(Work order)
Retype all of the data without changing a single word.

(Exercise data)
+++

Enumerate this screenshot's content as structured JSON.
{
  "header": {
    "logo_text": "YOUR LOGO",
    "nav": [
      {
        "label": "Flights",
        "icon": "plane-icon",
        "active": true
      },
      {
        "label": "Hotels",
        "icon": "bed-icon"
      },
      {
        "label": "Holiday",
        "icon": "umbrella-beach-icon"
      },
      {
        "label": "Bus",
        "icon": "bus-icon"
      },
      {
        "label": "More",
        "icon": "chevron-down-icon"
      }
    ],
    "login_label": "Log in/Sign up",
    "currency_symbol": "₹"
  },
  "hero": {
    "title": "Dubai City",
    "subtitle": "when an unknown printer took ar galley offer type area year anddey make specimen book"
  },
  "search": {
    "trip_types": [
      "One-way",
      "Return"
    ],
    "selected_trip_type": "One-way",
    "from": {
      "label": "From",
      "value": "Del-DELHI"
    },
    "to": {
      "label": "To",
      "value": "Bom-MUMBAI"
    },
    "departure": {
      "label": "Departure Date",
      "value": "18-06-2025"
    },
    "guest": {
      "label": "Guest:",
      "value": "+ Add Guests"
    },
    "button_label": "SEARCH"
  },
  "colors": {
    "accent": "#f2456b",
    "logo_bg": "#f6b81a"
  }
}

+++

(Task output)
Enumerate this screenshot's content as structured JSON.
{
  "header": {
    "logo_text": "YOUR LOGO",
    "nav": [
      {
        "label": "Flights",
        "icon": "plane-icon",
        "active": true
      },
      {
        "label": "Hotels",
        "icon": "bed-icon"
      },
      {
        "label": "Holiday",
        "icon": "umbrella-beach-icon"
      },
      {
        "label": "Bus",
        "icon": "bus-icon"
      },
      {
        "label": "More",
        "icon": "chevron-down-icon"
      }
    ],
    "login_label": "Log in/Sign up",
    "currency_symbol": "₹"
  },
  "hero": {
    "title": "Dubai City",
    "subtitle": "when an unknown printer took ar galley offer type area year anddey make specimen book"
  },
  "search": {
    "trip_types": [
      "One-way",
      "Return"
    ],
    "selected_trip_type": "One-way",
    "from": {
      "label": "From",
      "value": "Del-DELHI"
    },
    "to": {
      "label": "To",
      "value": "Bom-MUMBAI"
    },
    "departure": {
      "label": "Departure Date",
      "value": "18-06-2025"
    },
    "guest": {
      "label": "Guest:",
      "value": "+ Add Guests"
    },
    "button_label": "SEARCH"
  },
  "colors": {
    "accent": "#f2456b",
    "logo_bg": "#f6b81a"
  }
}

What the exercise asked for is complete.